is feparated from the county of F-fTex by the na- 
vigable river Stour, which runs from hence to 
Stratford, Dedham, Maningtree, and Miilley, 
where it receives vefTels of conliderable burthen, 
and proceeding on about ten miles farther, dif- 
charges itfelf into the ocean at Harwich. 

The hunt has been eftablifhed about feven 
years, and we run no rilk of being contradidted 
when we fay, that, with regard to the excellence 
pf the hounds, the regulations, and the manage- 
ment of the pack, which coniifts of 36 couple, 
4 it 


it is inferior to none, of limilar magnitude, in 
the kingdom. 

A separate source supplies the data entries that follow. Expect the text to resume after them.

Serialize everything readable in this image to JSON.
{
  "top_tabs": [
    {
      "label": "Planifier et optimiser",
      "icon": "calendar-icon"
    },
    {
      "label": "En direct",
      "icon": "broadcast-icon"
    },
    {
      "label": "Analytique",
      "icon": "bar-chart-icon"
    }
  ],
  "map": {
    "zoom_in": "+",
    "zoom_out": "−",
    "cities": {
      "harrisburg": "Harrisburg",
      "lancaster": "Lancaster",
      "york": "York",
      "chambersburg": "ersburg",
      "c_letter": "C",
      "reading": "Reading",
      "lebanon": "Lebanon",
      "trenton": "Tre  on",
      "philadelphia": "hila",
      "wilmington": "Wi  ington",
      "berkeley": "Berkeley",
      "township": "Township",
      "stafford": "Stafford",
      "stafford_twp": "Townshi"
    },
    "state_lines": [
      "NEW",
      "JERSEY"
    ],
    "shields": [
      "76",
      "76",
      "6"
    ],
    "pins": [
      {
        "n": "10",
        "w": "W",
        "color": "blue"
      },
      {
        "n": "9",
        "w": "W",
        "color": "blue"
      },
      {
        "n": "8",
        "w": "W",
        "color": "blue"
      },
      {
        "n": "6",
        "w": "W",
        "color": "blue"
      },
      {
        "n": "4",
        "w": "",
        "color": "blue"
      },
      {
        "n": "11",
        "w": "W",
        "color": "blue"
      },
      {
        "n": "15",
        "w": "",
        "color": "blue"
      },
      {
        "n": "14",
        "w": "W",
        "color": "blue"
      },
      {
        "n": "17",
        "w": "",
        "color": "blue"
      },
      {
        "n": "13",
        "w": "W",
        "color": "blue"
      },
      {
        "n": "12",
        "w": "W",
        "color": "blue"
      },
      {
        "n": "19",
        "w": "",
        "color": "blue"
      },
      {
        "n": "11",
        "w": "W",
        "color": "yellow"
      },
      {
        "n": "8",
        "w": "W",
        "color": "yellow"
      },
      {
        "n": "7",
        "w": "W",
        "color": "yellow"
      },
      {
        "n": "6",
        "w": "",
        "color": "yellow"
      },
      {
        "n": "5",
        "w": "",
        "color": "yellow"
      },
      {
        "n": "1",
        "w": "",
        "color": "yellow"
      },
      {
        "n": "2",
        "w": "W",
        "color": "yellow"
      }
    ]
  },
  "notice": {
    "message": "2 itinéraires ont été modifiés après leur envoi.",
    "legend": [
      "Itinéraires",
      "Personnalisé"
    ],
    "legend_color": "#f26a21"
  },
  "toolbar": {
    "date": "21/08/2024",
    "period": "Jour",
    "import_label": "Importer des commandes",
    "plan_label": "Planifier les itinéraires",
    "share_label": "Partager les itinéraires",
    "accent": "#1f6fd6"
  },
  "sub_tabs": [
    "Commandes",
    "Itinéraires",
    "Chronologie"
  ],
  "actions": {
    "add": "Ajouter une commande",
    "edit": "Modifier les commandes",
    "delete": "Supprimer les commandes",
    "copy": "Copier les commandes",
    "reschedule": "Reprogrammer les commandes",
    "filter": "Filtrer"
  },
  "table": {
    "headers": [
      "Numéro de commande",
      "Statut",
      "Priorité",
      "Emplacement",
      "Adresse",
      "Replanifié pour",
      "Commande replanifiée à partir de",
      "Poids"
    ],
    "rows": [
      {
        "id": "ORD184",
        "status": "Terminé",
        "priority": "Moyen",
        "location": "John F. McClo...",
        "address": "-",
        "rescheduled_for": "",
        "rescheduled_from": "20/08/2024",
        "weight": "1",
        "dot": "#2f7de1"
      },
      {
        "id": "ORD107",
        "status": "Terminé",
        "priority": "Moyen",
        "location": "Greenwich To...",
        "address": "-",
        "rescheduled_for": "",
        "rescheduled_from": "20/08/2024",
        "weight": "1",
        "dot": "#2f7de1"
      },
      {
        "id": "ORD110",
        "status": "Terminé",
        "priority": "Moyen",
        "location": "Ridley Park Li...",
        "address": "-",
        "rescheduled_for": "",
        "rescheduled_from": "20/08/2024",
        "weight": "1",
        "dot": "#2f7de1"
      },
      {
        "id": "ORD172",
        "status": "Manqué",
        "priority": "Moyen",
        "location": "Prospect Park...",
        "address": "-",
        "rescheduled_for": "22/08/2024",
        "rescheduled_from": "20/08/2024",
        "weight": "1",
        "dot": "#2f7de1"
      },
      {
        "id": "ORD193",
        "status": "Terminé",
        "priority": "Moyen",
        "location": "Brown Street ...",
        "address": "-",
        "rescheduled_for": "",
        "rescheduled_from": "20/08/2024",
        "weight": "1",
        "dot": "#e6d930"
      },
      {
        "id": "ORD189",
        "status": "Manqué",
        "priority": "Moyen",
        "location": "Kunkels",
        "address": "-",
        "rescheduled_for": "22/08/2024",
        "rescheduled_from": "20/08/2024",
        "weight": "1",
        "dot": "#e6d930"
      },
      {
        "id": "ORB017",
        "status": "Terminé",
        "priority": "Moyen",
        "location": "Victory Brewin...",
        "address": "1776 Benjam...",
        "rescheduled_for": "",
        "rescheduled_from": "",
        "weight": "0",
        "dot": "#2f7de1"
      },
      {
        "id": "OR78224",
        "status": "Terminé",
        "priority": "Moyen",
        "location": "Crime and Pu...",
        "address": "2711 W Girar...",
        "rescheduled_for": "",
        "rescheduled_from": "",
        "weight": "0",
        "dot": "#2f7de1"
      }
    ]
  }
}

Situated on the borders of two counties abound- 
ing with excellent covers, and every way well cal- 
culated for fox-hunting, the worthy baronet, 
greatly efleemed by the neighbouring gentry, and 
beloved by a numerous and refpe6lable tenantry, 
proves himfelf a true defcendant of Nimrod; 
while his lady, in the prime and bloom of life, 
adorned with every female virtue and accomplifh- 
ment, and not lefs efteemed and beloved by all 
ranks of people than her hufband, frequently en- 
joys with him the fports of the field, and con- 
vinces the world that the moft delicate habits of 
thinking and ailing are not incompatible with 
being charmed with the mufic of the hounds, 
the delights of the chace, and the health-giving 
exercife of equeftrian diverfions.